Before the program took students into prisons, it researched to see if there were any similar programs out there, using college students to provide assistance to prison inmates. “We had the Rockefeller Philanthropic Advisors research this area and there was virtually nothing that involved students going to prisons near their colleges,” said founder Charlie Puttkammer. “We believe that correctional education is one of the most effective interventions in reducing recidivism and increasing employment opportunities.”

Cognizant of the potential dangers of taking young students, used to the “orange bubble” that is the Princeton University campus, into prisons, the program advises students about appropriate behavior on both sides. They are advised about what clothes to wear, not to take cell phones into prison, and never to give out personal information such as emails or addresses. When they enter the prison, they are divested of personal belongings including ID materials.

“Petey” Greene (1931-1984)

In 1960, Mr. Greene was convicted of armed robbery and sentenced to ten years in Fairfax County, Virginia. Inside, he became the prison disc jockey and a role model for many inmates. He overcame drug addiction and incarceration to become one of the most notable media personalities in Washington, D.C. The actor Don Cheadle portrayed him in the 2007 film Talk to Me. 

The Petey Greene Prisoner Assistance Program was founded in 2007 by Mr. Greene’s close friend and mentor, Mr. Putkammer, as a non-profit dedicated to changing the state of education in America’s correctional facilities.

To this end, it recruits, trains, and transports college students and community members to local correctional facilities where they serve as volunteer tutors and teachers.

What started with a handful of volunteers at Princeton University has grown to include over 300 volunteer tutors from six universities who serve five New Jersey correctional facilities.
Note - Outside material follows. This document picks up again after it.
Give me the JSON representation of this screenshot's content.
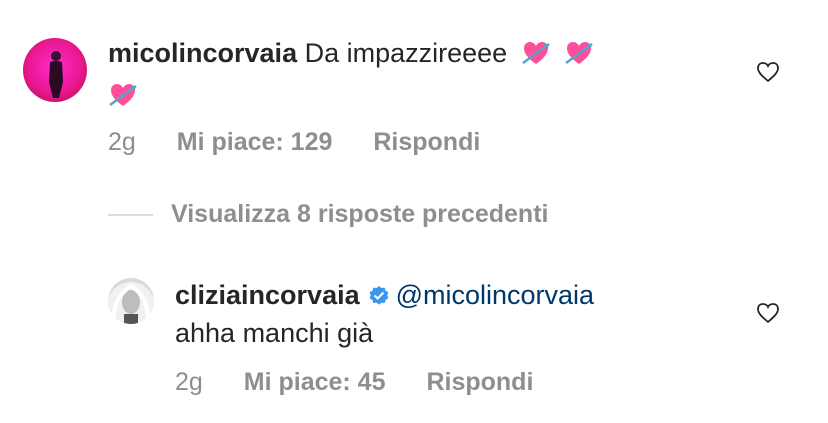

Inmates who receive tutoring complete the GED with a 90 percent passing rate. “We hope to expand nationally in the next several years,” said Mr. Farrin, “and ultimately, through our programs, to revolutionize the state of prison education.” The goal is create a partnership with prison administrators and educators to help inmates prepare for life outside of prison.

The Petey Greene Prisoner Assistance Program is a non-profit 501(c)3 organization. For more information please visit:


Many sites throughout Mercer County will offer free income tax preparation assistance to help residents prepare and file their 2013 taxes. Service is offered at most sites from early February through mid-April unless otherwise noted.

The AARP Foundation provides Tax-Aides to assist people with low to moderate incomes with 2013 tax preparation at Mercer County Connection, libraries, and other sites. Local sites include Nassau Presbyterian Church, Princeton Public Library, Princeton Senior Resource Center, and West Windsor Senior Center. For additional sites and more information, visit

The IRS VITA Program generally offers free tax help to people who make $50,000 or less and need assistance in preparing their own tax returns. IRS-certified volunteers provide free basic income tax return preparation with electronic filing to qualified individuals in local communities.

For more information, visit or


Families and young children can take part in two upcoming events at the Stony Brook-Millstone Watershed Association. “Insects in Winter for Preschoolers” is Tuesday, February 25 at 10 a.m. and Wednesday, February 26 at 1 p.m. On Saturday, March 1 at 10:30 a.m. and 1:30 p.m., “Maple Sugar Memories” will be held. Both programs will take place at the Watershed’s Kingsford Community Room.

Registration is required for the February events and recommended for the March program. The price is $10 per child for members, $15 non-members, for the “Insects in Winter.” For “Maple Sugar Memories,” the cost is $10 per family for members; $15 non-members.

The Watershed is located at 31 Titus Mill Road in Hopewell Township. Call (609) 737-7592 for more information.